Sunday, October 7, 2012
Impact of Child Loss
We are all impacted in a variety of ways when we lose a child. I have found both negative and positive changes in myself that I’d like to share with you. If you have additional changes you’d like to share that have affected you, please send me comments. I’d like to know how others feel and moved through the grief process.
I always think of my child every day (probably more than normal), what I did with her, how she behaved, how proud I was of her accomplishments and most of all, how much I loved her. I now have a hole in my heart forever more. For the rest of my life, no matter where I am or what I am doing, I will think of how nothing I can do will change that..
I am always reminded of the little things, like a song that she liked, the fun I had on a trip, a movie I may see that I know my child would have liked, a book I read that has a character that reminds me of her in some small ways. Everything I do is a reminder of what I no longer have.
The hurt never goes away, no matter how much I may want it to. Some bereaved parents may need extra help and seek out counselors; others talk to their friends or family members about their loss and receive comfort. But nothing can take away that empty feeling. One minute they are here, the next they are gone and it’s hard to conceive that your life has changed forever..
I find I must change goals and priorities in life. What was once important to me may no longer have any meaning. A beautiful warm spring day that has the birds singing may tug at my heartstrings, and I think, “My child should be here to see this with me.” Who wins the World Series or the Stanley Cup does not even enter my mind. What does enter it is that the world is moving on but my daughter is not part of it.
I found I lost friends when my child died. There were people who didn’t want to be around me. Perhaps they were afraid what happened to me would rub off on them. Others didn’t know what to say, so didn’t say anything, rather than admitting it was difficult for them to adjust also.
After an initial grief period, which can last from a few months to a few years, I, personally, found a new purpose to my life: helping others through their grief journey and speaking to various groups about surviving grief. I have encouraged some bereaved parents to champion a cause, such as stiffer laws for drunk drivers or locking up murderers for life, changing waiting periods to purchase guns, become a victim rights activist, or become a volunteer to help others.
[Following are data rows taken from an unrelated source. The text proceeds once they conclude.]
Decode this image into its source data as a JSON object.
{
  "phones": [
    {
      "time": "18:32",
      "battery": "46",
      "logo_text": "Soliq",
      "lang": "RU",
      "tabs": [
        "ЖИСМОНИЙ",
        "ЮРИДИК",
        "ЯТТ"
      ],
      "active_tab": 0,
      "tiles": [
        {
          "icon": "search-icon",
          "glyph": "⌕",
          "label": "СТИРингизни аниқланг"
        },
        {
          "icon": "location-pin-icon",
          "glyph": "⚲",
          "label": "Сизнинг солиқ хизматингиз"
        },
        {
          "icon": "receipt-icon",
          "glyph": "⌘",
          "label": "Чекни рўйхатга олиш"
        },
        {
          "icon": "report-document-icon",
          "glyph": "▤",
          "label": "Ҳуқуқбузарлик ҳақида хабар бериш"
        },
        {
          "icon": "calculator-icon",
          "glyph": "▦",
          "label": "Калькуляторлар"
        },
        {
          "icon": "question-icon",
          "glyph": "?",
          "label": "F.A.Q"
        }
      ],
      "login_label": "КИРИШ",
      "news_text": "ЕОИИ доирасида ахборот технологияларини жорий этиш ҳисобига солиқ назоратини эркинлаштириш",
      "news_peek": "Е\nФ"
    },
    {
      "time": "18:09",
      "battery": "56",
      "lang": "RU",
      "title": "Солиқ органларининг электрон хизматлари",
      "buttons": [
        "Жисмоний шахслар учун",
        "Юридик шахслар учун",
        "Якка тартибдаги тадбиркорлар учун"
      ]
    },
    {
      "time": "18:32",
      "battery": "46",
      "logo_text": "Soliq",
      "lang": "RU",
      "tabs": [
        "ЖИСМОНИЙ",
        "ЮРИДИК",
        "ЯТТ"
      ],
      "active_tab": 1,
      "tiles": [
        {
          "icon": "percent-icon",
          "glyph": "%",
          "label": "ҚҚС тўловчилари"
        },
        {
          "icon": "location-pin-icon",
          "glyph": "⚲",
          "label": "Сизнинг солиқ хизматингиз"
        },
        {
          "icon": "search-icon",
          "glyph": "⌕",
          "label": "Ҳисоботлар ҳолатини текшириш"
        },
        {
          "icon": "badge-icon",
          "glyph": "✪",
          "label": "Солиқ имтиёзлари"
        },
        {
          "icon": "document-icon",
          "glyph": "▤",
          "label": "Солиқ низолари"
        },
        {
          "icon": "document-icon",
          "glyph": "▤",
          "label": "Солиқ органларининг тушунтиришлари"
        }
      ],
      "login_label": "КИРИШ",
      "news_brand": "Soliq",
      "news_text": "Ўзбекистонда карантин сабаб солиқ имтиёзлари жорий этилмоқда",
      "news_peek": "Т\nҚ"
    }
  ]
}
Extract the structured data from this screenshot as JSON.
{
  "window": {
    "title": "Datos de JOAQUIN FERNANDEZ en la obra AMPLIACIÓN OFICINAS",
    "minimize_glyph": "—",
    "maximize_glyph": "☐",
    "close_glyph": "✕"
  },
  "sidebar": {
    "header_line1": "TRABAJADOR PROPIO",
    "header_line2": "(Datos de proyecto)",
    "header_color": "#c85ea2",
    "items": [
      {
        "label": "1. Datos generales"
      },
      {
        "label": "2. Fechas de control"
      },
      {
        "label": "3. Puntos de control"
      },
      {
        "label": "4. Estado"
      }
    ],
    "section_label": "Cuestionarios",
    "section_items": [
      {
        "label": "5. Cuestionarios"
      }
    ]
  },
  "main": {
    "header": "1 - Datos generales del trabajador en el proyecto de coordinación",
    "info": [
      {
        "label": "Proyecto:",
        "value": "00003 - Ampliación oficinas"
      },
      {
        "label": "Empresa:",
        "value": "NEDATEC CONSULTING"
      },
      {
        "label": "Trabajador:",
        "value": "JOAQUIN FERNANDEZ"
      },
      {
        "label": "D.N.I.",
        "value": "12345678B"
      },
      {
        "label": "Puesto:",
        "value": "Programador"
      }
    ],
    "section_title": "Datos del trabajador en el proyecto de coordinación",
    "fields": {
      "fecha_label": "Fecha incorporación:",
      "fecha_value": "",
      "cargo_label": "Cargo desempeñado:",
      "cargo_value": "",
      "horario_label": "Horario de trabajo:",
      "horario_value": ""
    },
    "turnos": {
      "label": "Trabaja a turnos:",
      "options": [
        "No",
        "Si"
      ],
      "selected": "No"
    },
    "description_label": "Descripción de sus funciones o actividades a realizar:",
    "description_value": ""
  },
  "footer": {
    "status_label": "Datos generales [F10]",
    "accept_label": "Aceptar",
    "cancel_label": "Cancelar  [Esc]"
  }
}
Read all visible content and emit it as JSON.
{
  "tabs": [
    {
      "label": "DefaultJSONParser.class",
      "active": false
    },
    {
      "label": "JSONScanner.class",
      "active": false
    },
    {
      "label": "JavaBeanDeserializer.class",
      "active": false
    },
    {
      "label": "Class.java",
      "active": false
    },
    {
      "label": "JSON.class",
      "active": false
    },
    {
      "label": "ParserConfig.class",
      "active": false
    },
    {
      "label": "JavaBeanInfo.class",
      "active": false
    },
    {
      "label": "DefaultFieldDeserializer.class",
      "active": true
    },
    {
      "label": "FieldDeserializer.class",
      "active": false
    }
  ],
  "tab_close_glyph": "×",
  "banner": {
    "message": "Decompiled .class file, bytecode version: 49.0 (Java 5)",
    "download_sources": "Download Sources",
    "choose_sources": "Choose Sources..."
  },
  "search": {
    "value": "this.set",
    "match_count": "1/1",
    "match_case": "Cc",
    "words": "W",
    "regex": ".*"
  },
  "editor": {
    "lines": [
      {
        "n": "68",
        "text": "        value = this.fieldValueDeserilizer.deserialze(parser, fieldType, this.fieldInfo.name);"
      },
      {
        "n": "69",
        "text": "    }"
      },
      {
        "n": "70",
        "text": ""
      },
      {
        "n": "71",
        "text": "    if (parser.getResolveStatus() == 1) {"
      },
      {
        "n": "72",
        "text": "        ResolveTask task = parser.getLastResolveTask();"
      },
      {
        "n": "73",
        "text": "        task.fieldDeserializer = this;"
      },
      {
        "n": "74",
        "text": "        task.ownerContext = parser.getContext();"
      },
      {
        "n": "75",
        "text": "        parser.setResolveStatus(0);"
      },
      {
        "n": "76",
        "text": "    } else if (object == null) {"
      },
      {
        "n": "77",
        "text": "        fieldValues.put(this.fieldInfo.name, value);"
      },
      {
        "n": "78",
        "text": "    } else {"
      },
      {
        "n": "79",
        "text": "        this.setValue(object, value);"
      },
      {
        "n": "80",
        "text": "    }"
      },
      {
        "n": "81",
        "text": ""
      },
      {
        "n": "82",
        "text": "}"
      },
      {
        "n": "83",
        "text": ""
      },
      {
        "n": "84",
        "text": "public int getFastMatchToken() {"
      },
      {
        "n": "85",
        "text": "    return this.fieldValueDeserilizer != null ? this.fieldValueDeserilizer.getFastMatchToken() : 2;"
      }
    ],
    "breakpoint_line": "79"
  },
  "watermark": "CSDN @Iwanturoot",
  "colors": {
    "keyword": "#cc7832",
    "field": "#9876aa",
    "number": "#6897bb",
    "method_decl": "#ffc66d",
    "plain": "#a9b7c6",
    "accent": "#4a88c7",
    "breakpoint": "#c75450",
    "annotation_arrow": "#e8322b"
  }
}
Meeting others like yourself will help you more than you realize.
I put my feelings on paper, a real catharsis. I wrote two books about surviving grief and, not surprisingly, I may have helped others, but I also helped myself. Talking about feelings and how we get through each day helps one understand the grief process.
I have made new friends. Old friends have fallen by the wayside. Out of the woodwork came people who really cared about me and wanted to be a part of my life and most importantly, help me cope. I feel comfortable talking about my daughter to new friends who really care.
I look at things around me more closely now. I see beauty I never noticed before in the slightest thing—a bird nesting and feeding her babies, a beautiful sunrise over the misty mountain tops, the quiet solitude of walking in a forest. I was too busy with everyday life to notice what was really important other than my daughter, and I appreciate it more now.
Although we never get over the death of our child, we don’t have to allow it to define or destroy us. We can move on and grow in the process, finding comfort, hope and the courage to live again.